“We can learn from the companies’ sustainability initiatives, and they can learn from us,” Delmas said. “And the students really enjoy the access to professionals.” At the launch of the Corporate Partners program, one student actually got a job offer.

Working with industry is absolutely critical, said MacDonald. He sees the private sector as the next frontier in sustainability.

“Environmentalism isn’t just by nonprofits,” he said. “It’s important that students get to know the corporate side of the equation and the government side, because that’s whom they’re going to have to work with. The private sector is just starting to see the benefits of partnering with NGOs and the government on environmentalism and sustainability, and we’re trying to insert our students into that nexus.”

Call to action


On campus, students who join Action Research Teams (ART) are applying their expertise to help departments address sustainability, said ART Director Isis Krause, a third-year senior. The student-led teams are part of the Education for Sustainable Living Program and run through IoE, which gives students credit for their participation in these projects. One team’s recycling survey convinced Facilities Management to double their orders of new recycling bins for an initiative being unveiled this Earth Day. Another team is awaiting approval to plant drought-tolerant landscaping somewhere on campus. Composting on the Hill is gaining traction among housing administrators after an ART feasibility project last year.

Like IoE, participation has grown dramatically, Krause said.

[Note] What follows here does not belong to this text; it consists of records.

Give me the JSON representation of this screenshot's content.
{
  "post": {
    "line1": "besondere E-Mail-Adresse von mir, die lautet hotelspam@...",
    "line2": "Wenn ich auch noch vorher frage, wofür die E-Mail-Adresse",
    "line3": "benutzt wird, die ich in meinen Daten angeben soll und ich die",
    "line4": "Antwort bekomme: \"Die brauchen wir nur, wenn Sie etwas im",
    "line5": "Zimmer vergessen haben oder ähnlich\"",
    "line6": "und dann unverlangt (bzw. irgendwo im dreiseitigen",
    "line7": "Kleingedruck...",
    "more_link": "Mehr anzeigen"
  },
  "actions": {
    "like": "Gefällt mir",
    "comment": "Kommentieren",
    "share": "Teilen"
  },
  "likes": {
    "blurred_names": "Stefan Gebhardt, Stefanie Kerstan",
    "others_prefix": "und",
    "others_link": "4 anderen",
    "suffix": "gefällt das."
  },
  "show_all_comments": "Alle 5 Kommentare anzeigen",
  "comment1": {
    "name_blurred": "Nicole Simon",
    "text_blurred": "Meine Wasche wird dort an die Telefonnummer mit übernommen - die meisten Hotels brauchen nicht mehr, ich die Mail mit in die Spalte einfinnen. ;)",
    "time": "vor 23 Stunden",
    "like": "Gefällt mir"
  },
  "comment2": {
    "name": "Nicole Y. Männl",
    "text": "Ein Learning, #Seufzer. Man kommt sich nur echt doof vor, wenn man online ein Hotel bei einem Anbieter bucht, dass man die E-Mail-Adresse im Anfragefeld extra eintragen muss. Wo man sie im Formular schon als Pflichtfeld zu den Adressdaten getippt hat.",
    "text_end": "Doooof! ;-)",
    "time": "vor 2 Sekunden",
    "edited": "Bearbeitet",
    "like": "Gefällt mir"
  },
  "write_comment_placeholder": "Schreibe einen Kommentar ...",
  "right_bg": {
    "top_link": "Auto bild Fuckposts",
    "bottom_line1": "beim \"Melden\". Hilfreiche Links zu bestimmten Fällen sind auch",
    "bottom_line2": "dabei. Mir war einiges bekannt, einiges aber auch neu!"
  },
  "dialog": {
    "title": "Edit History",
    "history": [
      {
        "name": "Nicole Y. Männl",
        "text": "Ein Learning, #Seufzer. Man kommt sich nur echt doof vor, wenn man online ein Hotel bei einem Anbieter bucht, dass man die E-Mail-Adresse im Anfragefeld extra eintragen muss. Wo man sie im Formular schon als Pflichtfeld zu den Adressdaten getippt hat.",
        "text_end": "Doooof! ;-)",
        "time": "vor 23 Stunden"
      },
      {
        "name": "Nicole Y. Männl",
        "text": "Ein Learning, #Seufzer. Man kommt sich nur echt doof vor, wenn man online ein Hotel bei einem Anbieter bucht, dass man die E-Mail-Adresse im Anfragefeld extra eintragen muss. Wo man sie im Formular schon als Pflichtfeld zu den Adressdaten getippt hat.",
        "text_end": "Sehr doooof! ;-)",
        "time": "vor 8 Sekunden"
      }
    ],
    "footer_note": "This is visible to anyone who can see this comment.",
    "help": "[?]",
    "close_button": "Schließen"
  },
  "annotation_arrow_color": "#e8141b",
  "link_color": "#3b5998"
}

From 12 students in 2007, the program now boasts 70 undergrads eager to make a difference.

“A lot of students feel like they don’t have access to the stakeholders on campus, and that all they can do is attend a protest,” Krause said. “But with these teams, it’s not talking, it’s doing. We’re using our brains and our hands to make a difference.”

Solving problems together

As IoE has grown, so has its reach. More and more faculty are called upon for their counsel. Los Angeles Mayor Antonio Villaraigosa recently sought out MacDonald, Nordby and others for advice before his visit to the December 2009 U.N. Climate Change Conference in Copenhagen, Denmark.

Ultimately, it’s the collaboration across campus between IoE and academic departments, students, staff, faculty, industry and government agencies that make the institute the success it has become, Nordby said.

“We’re all here to work together and collaborate,” she said. “We know it will take a multidisciplinary effort to solve the problems this whole planet faces.”